Wherever the word "Internet" shows up in the data, report the line it sits in.

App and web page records
# # # #

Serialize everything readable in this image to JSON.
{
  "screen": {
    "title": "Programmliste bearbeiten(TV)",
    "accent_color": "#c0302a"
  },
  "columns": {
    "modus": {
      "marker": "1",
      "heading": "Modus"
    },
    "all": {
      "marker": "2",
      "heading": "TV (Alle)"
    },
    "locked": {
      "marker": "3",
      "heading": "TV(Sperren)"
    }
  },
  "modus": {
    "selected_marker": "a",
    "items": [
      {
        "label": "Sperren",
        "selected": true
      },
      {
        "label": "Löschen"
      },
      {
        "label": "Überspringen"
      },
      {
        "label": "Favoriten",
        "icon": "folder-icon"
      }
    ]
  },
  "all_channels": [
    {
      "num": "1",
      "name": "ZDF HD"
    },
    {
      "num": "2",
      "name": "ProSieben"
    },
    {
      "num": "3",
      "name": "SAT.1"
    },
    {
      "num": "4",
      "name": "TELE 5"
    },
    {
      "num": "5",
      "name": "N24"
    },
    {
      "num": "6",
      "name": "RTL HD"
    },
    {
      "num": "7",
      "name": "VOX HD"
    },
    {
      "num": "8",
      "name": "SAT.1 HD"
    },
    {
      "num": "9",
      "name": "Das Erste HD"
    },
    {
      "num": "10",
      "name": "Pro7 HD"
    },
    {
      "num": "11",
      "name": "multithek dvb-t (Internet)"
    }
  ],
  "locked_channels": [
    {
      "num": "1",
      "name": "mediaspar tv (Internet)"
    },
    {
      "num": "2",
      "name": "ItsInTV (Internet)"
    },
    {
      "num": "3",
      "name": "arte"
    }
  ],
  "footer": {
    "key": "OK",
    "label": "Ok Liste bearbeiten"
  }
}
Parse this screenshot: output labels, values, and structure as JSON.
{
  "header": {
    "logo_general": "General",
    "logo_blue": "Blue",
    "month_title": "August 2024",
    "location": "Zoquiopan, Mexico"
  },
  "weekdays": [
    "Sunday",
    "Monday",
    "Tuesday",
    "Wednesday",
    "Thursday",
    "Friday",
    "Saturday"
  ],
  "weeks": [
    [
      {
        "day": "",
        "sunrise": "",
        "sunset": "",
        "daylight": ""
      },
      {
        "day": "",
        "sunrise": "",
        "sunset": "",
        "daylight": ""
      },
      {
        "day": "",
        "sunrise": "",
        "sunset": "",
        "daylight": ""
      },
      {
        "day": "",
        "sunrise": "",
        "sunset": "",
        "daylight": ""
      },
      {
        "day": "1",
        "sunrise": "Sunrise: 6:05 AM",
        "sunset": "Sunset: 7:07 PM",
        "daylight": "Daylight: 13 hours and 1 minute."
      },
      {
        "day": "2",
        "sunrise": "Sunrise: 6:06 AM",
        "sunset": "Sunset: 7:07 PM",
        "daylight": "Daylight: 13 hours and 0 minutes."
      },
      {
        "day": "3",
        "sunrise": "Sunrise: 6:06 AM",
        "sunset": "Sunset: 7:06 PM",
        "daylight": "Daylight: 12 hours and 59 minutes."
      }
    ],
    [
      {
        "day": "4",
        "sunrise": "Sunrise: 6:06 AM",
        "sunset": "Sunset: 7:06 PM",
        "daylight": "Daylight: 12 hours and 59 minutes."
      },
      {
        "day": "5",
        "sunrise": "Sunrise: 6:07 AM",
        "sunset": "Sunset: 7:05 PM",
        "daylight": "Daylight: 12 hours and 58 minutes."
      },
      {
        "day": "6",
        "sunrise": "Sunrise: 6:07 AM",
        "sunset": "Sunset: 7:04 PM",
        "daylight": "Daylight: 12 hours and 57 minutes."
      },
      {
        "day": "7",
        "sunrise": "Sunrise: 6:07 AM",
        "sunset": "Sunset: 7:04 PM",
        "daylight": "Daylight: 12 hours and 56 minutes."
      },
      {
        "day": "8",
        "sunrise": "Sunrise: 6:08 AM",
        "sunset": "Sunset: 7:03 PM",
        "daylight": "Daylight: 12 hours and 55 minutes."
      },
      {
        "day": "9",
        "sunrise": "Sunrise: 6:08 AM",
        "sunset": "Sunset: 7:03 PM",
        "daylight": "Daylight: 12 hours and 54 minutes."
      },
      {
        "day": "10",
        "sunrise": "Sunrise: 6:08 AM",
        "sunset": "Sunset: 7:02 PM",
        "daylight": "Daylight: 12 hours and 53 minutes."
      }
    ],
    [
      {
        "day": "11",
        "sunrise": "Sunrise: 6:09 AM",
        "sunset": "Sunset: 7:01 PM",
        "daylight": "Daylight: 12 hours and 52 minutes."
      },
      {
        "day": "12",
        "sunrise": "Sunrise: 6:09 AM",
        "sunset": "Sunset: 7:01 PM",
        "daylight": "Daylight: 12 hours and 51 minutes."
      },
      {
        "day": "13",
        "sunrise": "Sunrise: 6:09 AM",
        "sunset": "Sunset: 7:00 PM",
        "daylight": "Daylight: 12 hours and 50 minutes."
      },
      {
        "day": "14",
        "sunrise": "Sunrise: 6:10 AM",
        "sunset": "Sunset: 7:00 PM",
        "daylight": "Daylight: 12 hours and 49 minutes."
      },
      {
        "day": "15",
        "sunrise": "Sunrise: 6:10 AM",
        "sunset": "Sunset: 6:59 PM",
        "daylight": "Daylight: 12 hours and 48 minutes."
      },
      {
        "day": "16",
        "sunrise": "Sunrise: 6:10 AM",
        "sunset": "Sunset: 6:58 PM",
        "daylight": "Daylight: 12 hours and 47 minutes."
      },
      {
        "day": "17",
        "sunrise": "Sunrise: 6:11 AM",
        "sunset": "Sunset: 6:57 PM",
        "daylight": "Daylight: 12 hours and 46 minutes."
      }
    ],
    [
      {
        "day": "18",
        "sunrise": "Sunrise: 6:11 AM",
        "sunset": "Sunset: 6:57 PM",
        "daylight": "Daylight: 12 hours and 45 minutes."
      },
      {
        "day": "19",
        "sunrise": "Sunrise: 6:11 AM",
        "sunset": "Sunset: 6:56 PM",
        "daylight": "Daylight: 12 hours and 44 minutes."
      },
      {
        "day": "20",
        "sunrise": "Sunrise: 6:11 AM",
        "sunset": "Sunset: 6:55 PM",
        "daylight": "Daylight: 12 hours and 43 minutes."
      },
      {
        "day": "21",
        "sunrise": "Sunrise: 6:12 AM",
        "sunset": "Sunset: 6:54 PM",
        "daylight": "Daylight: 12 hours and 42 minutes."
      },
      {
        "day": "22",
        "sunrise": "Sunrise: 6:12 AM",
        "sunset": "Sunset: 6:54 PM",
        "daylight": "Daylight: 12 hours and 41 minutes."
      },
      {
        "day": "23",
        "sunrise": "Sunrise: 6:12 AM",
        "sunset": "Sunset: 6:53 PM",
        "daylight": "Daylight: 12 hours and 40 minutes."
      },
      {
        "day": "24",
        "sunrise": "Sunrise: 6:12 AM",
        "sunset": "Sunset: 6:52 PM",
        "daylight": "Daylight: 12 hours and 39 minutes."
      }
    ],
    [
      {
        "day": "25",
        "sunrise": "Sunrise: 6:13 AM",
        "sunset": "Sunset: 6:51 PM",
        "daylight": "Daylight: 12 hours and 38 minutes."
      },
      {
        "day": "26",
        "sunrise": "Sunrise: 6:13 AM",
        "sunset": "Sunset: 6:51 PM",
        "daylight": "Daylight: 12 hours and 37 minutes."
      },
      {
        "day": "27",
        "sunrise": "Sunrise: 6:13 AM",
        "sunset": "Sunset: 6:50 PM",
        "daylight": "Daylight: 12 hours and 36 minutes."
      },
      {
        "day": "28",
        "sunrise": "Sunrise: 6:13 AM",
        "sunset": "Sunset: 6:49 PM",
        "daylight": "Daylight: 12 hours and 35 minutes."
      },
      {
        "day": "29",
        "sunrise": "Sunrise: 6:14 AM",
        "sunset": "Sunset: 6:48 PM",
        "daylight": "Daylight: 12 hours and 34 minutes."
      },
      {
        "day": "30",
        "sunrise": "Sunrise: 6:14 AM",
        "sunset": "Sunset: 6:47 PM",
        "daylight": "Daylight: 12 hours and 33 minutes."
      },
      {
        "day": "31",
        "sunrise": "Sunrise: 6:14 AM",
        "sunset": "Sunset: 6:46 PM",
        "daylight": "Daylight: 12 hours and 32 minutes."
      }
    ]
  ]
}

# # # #

## Exercise result
      "name": "multithek dvb-t (Internet)"
      "name": "mediaspar tv (Internet)"
      "name": "ItsInTV (Internet)"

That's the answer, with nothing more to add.